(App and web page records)
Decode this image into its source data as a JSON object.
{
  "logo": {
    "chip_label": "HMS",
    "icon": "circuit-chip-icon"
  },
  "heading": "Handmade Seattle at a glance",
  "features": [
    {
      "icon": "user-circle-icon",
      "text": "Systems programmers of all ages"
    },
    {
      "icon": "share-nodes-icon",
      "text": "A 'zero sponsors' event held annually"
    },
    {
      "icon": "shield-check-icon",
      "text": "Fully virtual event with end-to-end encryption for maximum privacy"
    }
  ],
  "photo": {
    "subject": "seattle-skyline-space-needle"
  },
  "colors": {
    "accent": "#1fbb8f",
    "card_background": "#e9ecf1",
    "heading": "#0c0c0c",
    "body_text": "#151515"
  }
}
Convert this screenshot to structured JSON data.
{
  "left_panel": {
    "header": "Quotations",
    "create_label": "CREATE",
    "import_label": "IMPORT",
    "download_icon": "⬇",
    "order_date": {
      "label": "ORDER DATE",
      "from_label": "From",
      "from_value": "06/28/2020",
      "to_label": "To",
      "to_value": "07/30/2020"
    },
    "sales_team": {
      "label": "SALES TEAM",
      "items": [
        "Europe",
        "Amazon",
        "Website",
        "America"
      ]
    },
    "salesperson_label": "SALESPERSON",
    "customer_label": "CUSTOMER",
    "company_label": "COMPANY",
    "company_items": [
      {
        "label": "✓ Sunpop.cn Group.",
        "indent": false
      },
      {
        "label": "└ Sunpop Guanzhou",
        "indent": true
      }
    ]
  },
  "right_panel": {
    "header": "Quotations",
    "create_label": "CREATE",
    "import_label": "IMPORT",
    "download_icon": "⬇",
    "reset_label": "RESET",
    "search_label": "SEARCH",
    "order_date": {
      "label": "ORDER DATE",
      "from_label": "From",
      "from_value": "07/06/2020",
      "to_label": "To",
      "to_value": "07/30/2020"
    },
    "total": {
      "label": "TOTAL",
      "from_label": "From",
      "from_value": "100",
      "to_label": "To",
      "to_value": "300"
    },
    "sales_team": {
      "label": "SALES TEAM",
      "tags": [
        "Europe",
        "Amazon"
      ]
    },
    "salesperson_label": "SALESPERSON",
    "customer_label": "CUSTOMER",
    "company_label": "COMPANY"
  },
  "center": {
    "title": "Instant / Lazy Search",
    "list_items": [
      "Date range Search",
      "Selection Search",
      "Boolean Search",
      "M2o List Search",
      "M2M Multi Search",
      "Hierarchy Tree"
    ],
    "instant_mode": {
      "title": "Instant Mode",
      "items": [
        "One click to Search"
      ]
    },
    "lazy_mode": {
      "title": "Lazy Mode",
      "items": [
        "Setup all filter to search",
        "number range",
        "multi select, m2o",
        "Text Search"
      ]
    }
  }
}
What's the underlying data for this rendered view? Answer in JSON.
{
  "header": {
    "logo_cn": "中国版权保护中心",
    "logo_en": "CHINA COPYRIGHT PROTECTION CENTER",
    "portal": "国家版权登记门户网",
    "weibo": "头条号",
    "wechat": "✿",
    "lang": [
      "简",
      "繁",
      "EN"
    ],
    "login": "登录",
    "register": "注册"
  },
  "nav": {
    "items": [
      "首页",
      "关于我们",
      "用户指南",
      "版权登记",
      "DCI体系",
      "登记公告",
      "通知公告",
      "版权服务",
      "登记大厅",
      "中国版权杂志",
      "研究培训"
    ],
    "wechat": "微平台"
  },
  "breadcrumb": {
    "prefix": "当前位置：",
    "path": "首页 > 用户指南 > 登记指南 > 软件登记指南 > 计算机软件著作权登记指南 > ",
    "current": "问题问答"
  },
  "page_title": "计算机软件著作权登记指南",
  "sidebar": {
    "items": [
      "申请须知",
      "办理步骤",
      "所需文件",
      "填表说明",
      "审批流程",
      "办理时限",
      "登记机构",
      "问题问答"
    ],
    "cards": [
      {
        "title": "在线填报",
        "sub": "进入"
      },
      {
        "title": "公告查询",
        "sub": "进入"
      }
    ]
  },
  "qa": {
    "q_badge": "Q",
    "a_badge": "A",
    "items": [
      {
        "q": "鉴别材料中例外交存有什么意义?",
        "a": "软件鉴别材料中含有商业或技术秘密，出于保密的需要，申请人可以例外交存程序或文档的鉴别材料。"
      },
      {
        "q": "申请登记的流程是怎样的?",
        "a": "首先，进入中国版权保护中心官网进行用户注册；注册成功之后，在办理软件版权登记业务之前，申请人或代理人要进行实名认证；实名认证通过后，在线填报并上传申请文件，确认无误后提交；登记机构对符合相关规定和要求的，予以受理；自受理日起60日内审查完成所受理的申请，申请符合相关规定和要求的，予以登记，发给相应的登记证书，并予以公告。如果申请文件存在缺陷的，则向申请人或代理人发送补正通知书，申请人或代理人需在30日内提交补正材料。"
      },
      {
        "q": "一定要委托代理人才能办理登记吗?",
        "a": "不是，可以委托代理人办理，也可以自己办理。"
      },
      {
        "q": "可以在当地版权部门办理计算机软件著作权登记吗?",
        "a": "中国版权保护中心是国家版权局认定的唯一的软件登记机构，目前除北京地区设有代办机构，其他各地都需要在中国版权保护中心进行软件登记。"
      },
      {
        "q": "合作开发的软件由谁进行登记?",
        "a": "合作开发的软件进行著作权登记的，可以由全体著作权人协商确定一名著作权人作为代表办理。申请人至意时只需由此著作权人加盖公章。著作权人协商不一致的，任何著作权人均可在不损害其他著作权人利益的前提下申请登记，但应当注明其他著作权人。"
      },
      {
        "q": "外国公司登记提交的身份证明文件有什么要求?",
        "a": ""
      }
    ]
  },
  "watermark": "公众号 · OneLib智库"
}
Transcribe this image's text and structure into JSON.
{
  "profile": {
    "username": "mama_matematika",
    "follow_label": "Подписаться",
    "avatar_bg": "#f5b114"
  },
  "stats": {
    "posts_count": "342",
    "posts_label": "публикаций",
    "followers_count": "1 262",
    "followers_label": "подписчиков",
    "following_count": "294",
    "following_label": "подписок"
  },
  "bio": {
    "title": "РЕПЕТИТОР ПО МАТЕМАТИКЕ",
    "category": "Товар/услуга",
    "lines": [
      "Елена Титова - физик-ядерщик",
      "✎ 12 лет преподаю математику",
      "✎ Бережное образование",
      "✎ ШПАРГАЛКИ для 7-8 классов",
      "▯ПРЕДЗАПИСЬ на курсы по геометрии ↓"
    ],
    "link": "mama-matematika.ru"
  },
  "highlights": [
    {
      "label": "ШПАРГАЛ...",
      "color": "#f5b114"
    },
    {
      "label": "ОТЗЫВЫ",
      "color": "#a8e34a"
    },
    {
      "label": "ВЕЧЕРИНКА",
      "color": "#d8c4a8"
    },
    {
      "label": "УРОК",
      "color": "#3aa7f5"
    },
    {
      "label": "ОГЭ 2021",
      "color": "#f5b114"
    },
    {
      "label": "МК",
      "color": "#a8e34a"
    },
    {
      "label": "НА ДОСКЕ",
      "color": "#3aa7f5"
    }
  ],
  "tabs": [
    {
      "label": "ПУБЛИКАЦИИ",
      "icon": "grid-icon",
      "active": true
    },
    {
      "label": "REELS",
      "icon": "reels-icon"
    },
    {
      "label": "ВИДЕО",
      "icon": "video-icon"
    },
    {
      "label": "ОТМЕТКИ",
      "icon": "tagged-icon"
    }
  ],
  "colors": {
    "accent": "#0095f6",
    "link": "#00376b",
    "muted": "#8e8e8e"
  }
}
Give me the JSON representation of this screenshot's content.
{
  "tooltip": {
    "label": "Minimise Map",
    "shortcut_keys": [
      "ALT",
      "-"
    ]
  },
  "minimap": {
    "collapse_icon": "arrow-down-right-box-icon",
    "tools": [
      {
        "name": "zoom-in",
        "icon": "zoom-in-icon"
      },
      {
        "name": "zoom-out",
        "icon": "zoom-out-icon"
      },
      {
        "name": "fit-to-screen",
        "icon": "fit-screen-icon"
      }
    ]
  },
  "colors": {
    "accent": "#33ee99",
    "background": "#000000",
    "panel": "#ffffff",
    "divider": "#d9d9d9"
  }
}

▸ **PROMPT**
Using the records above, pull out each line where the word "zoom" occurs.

▸ **EXERCISE ANSWER**
        "name": "zoom-in",
        "icon": "zoom-in-icon"
        "name": "zoom-out",
        "icon": "zoom-out-icon"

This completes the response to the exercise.